Roofing Contractorcaught up with Jim Worden from Jim Worden Associates before his presentation to get his insights on the importance of clear communication and tips to ensure effective communication in a business setting.
Roofing Contractor:Why is clear and simple business communication important?
Jim Worden: Because it will save your business time, money and — just maybe — your reputation. Clear and simple communication is critical to answering the three questions people have when something goes wrong: (1) What happened? (2) What are you doing to fix it? (3) What are you doing to keep it from happening again?
RC:Construction projects are notoriously difficult and often involve multiple people from different companies. What are some ways to deliver your message clearly in that environment?
JW: First, get a list of key contacts and their responsibilities with each company and advise them of who the key contacts are with your company. Next, make sure the right people know the right people to communicate with to avoid confusion when, not if, questions and problems arise. It’s good to lay out up front the “When’s” of communication: When do you send an e-mail, text or tweet? When do you call? When do you meet face-to-face? When communicating in any situation it’s good to keep these five ideas in mind: (1) Be brief. (2) Have three key points. (3) Use simple language. (4) Explain “‘what’s in it for them.” (5) Anticipate difficult questions and respond to them from a “win-win” point of view. Children and coworkers don’t like to be told to do something “because I said so.” By the way, if you’ve trained a good crew leader they can easily be trained to be a good communicator — and save you time, money and your reputation.
RC:Do you have any tips for handling communication when problems arise?
JW: The most serious problem that can arise on a construction jobsite is a serious injury or fatality. Make sure your people know who their leader on the job is. That person needs to be prepared to do three things in an emergency: (1) Make sure your people are safe. (2) Make sure the jobsite is secure. (3) Call a pre-designated person for help.

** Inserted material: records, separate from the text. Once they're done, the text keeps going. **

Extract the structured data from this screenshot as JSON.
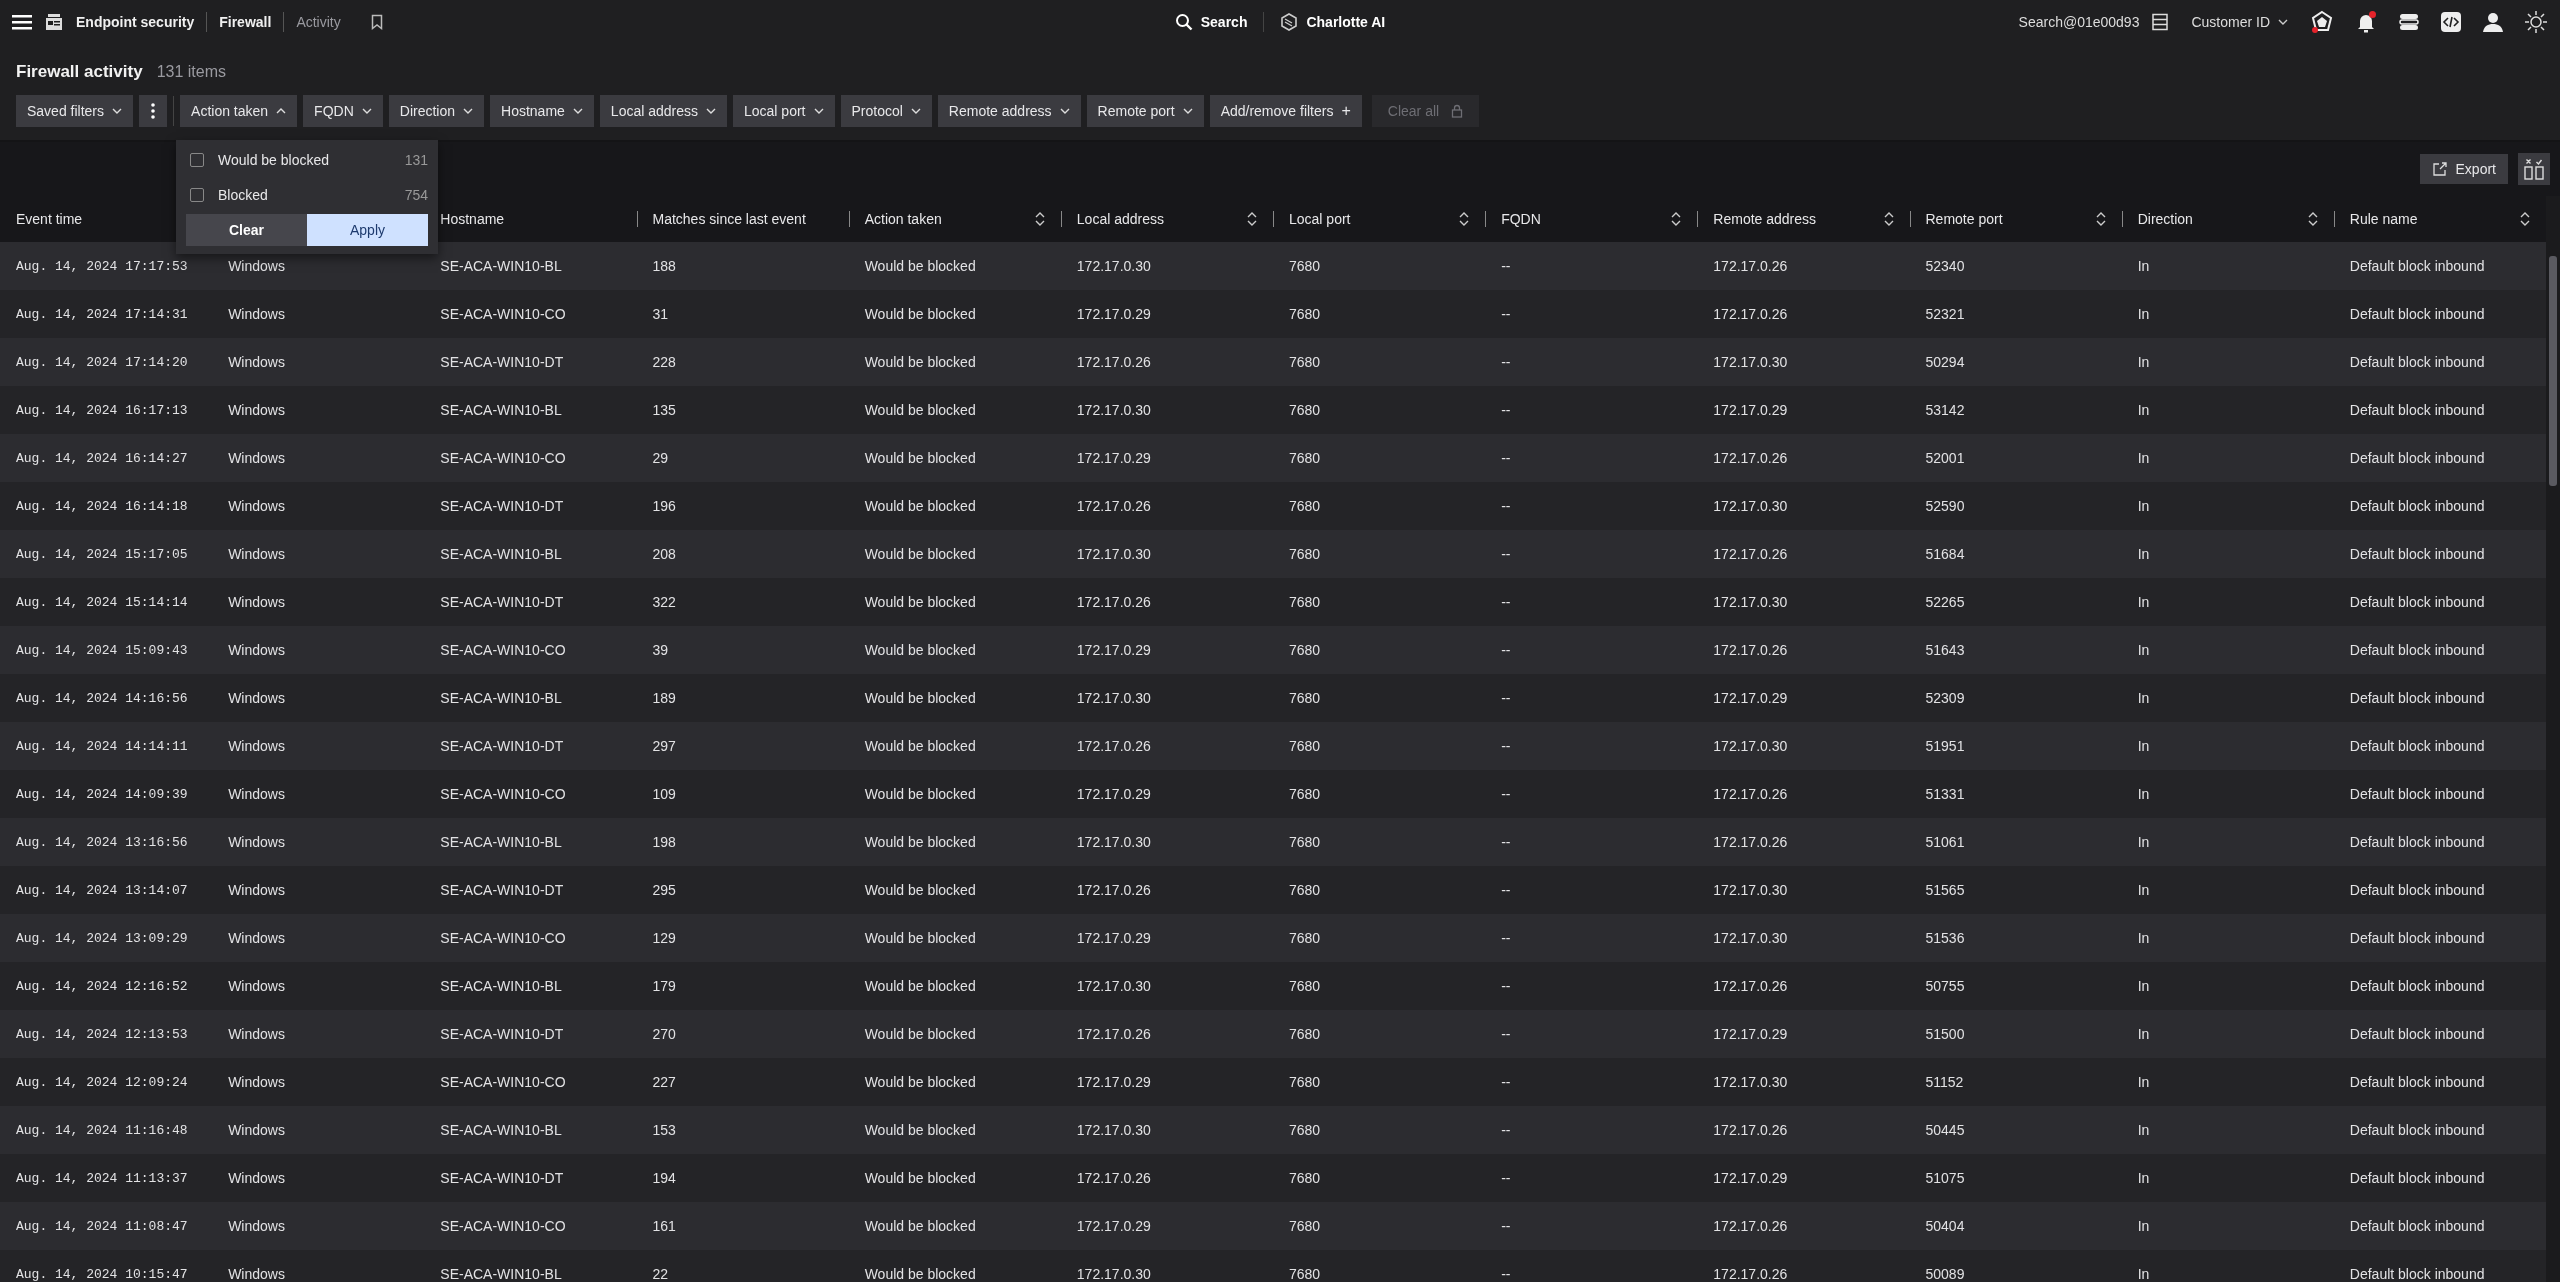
{
  "nav": {
    "breadcrumbs": [
      {
        "label": "Endpoint security",
        "current": false
      },
      {
        "label": "Firewall",
        "current": false
      },
      {
        "label": "Activity",
        "current": true
      }
    ],
    "search": "Search",
    "assistant": "Charlotte AI",
    "account": "Search@01e00d93",
    "customer": "Customer ID"
  },
  "header": {
    "title": "Firewall activity",
    "count": "131 items"
  },
  "filters": [
    {
      "label": "Saved filters",
      "expanded": false
    },
    {
      "label": "Action taken",
      "expanded": true
    },
    {
      "label": "FQDN",
      "expanded": false
    },
    {
      "label": "Direction",
      "expanded": false
    },
    {
      "label": "Hostname",
      "expanded": false
    },
    {
      "label": "Local address",
      "expanded": false
    },
    {
      "label": "Local port",
      "expanded": false
    },
    {
      "label": "Protocol",
      "expanded": false
    },
    {
      "label": "Remote address",
      "expanded": false
    },
    {
      "label": "Remote port",
      "expanded": false
    }
  ],
  "add_filters": "Add/remove filters",
  "add_icon": "+",
  "clear_all": {
    "label": "Clear all",
    "disabled": true
  },
  "dropdown": {
    "options": [
      {
        "label": "Would be blocked",
        "count": "131",
        "checked": false
      },
      {
        "label": "Blocked",
        "count": "754",
        "checked": false
      }
    ],
    "clear": "Clear",
    "apply": "Apply"
  },
  "export": "Export",
  "table": {
    "columns": [
      {
        "label": "Event time",
        "sortable": false
      },
      {},
      {
        "label": "Hostname",
        "sortable": false
      },
      {
        "label": "Matches since last event",
        "sortable": false
      },
      {
        "label": "Action taken",
        "sortable": true
      },
      {
        "label": "Local address",
        "sortable": true
      },
      {
        "label": "Local port",
        "sortable": true
      },
      {
        "label": "FQDN",
        "sortable": true
      },
      {
        "label": "Remote address",
        "sortable": true
      },
      {
        "label": "Remote port",
        "sortable": true
      },
      {
        "label": "Direction",
        "sortable": true
      },
      {
        "label": "Rule name",
        "sortable": true
      }
    ],
    "rows": [
      [
        "Aug. 14, 2024 17:17:53",
        "Windows",
        "SE-ACA-WIN10-BL",
        "188",
        "Would be blocked",
        "172.17.0.30",
        "7680",
        "--",
        "172.17.0.26",
        "52340",
        "In",
        "Default block inbound"
      ],
      [
        "Aug. 14, 2024 17:14:31",
        "Windows",
        "SE-ACA-WIN10-CO",
        "31",
        "Would be blocked",
        "172.17.0.29",
        "7680",
        "--",
        "172.17.0.26",
        "52321",
        "In",
        "Default block inbound"
      ],
      [
        "Aug. 14, 2024 17:14:20",
        "Windows",
        "SE-ACA-WIN10-DT",
        "228",
        "Would be blocked",
        "172.17.0.26",
        "7680",
        "--",
        "172.17.0.30",
        "50294",
        "In",
        "Default block inbound"
      ],
      [
        "Aug. 14, 2024 16:17:13",
        "Windows",
        "SE-ACA-WIN10-BL",
        "135",
        "Would be blocked",
        "172.17.0.30",
        "7680",
        "--",
        "172.17.0.29",
        "53142",
        "In",
        "Default block inbound"
      ],
      [
        "Aug. 14, 2024 16:14:27",
        "Windows",
        "SE-ACA-WIN10-CO",
        "29",
        "Would be blocked",
        "172.17.0.29",
        "7680",
        "--",
        "172.17.0.26",
        "52001",
        "In",
        "Default block inbound"
      ],
      [
        "Aug. 14, 2024 16:14:18",
        "Windows",
        "SE-ACA-WIN10-DT",
        "196",
        "Would be blocked",
        "172.17.0.26",
        "7680",
        "--",
        "172.17.0.30",
        "52590",
        "In",
        "Default block inbound"
      ],
      [
        "Aug. 14, 2024 15:17:05",
        "Windows",
        "SE-ACA-WIN10-BL",
        "208",
        "Would be blocked",
        "172.17.0.30",
        "7680",
        "--",
        "172.17.0.26",
        "51684",
        "In",
        "Default block inbound"
      ],
      [
        "Aug. 14, 2024 15:14:14",
        "Windows",
        "SE-ACA-WIN10-DT",
        "322",
        "Would be blocked",
        "172.17.0.26",
        "7680",
        "--",
        "172.17.0.30",
        "52265",
        "In",
        "Default block inbound"
      ],
      [
        "Aug. 14, 2024 15:09:43",
        "Windows",
        "SE-ACA-WIN10-CO",
        "39",
        "Would be blocked",
        "172.17.0.29",
        "7680",
        "--",
        "172.17.0.26",
        "51643",
        "In",
        "Default block inbound"
      ],
      [
        "Aug. 14, 2024 14:16:56",
        "Windows",
        "SE-ACA-WIN10-BL",
        "189",
        "Would be blocked",
        "172.17.0.30",
        "7680",
        "--",
        "172.17.0.29",
        "52309",
        "In",
        "Default block inbound"
      ],
      [
        "Aug. 14, 2024 14:14:11",
        "Windows",
        "SE-ACA-WIN10-DT",
        "297",
        "Would be blocked",
        "172.17.0.26",
        "7680",
        "--",
        "172.17.0.30",
        "51951",
        "In",
        "Default block inbound"
      ],
      [
        "Aug. 14, 2024 14:09:39",
        "Windows",
        "SE-ACA-WIN10-CO",
        "109",
        "Would be blocked",
        "172.17.0.29",
        "7680",
        "--",
        "172.17.0.26",
        "51331",
        "In",
        "Default block inbound"
      ],
      [
        "Aug. 14, 2024 13:16:56",
        "Windows",
        "SE-ACA-WIN10-BL",
        "198",
        "Would be blocked",
        "172.17.0.30",
        "7680",
        "--",
        "172.17.0.26",
        "51061",
        "In",
        "Default block inbound"
      ],
      [
        "Aug. 14, 2024 13:14:07",
        "Windows",
        "SE-ACA-WIN10-DT",
        "295",
        "Would be blocked",
        "172.17.0.26",
        "7680",
        "--",
        "172.17.0.30",
        "51565",
        "In",
        "Default block inbound"
      ],
      [
        "Aug. 14, 2024 13:09:29",
        "Windows",
        "SE-ACA-WIN10-CO",
        "129",
        "Would be blocked",
        "172.17.0.29",
        "7680",
        "--",
        "172.17.0.30",
        "51536",
        "In",
        "Default block inbound"
      ],
      [
        "Aug. 14, 2024 12:16:52",
        "Windows",
        "SE-ACA-WIN10-BL",
        "179",
        "Would be blocked",
        "172.17.0.30",
        "7680",
        "--",
        "172.17.0.26",
        "50755",
        "In",
        "Default block inbound"
      ],
      [
        "Aug. 14, 2024 12:13:53",
        "Windows",
        "SE-ACA-WIN10-DT",
        "270",
        "Would be blocked",
        "172.17.0.26",
        "7680",
        "--",
        "172.17.0.29",
        "51500",
        "In",
        "Default block inbound"
      ],
      [
        "Aug. 14, 2024 12:09:24",
        "Windows",
        "SE-ACA-WIN10-CO",
        "227",
        "Would be blocked",
        "172.17.0.29",
        "7680",
        "--",
        "172.17.0.30",
        "51152",
        "In",
        "Default block inbound"
      ],
      [
        "Aug. 14, 2024 11:16:48",
        "Windows",
        "SE-ACA-WIN10-BL",
        "153",
        "Would be blocked",
        "172.17.0.30",
        "7680",
        "--",
        "172.17.0.26",
        "50445",
        "In",
        "Default block inbound"
      ],
      [
        "Aug. 14, 2024 11:13:37",
        "Windows",
        "SE-ACA-WIN10-DT",
        "194",
        "Would be blocked",
        "172.17.0.26",
        "7680",
        "--",
        "172.17.0.29",
        "51075",
        "In",
        "Default block inbound"
      ],
      [
        "Aug. 14, 2024 11:08:47",
        "Windows",
        "SE-ACA-WIN10-CO",
        "161",
        "Would be blocked",
        "172.17.0.29",
        "7680",
        "--",
        "172.17.0.26",
        "50404",
        "In",
        "Default block inbound"
      ],
      [
        "Aug. 14, 2024 10:15:47",
        "Windows",
        "SE-ACA-WIN10-BL",
        "22",
        "Would be blocked",
        "172.17.0.30",
        "7680",
        "--",
        "172.17.0.26",
        "50089",
        "In",
        "Default block inbound"
      ]
    ]
  }
}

If confronted with a media inquiry the spokesperson needs to respond based on these guidelines: (1) Be brief. (2) Have three key points. (3) Use simple language. (4) Don’t speculate. (5) Anticipate difficult questions. Have a crisis plan that includes your key positive messages about your company. This is the time when you’ll be glad if you have a communication professional you can call for help.
RC: What are some communication tips that businesses should follow?
JW: As an advocate of effective issue management I keep these three rules in mind: (1) A resolved issue is an asset to a company. An unresolved issue is a liability. (2) It’s too late to look for the answer after the question is asked. (3) If we can’t explain it simply, we don’t understand it well enough. If leaders keep these three rules in mind in their daily communications they will save time, save money and build their reputation.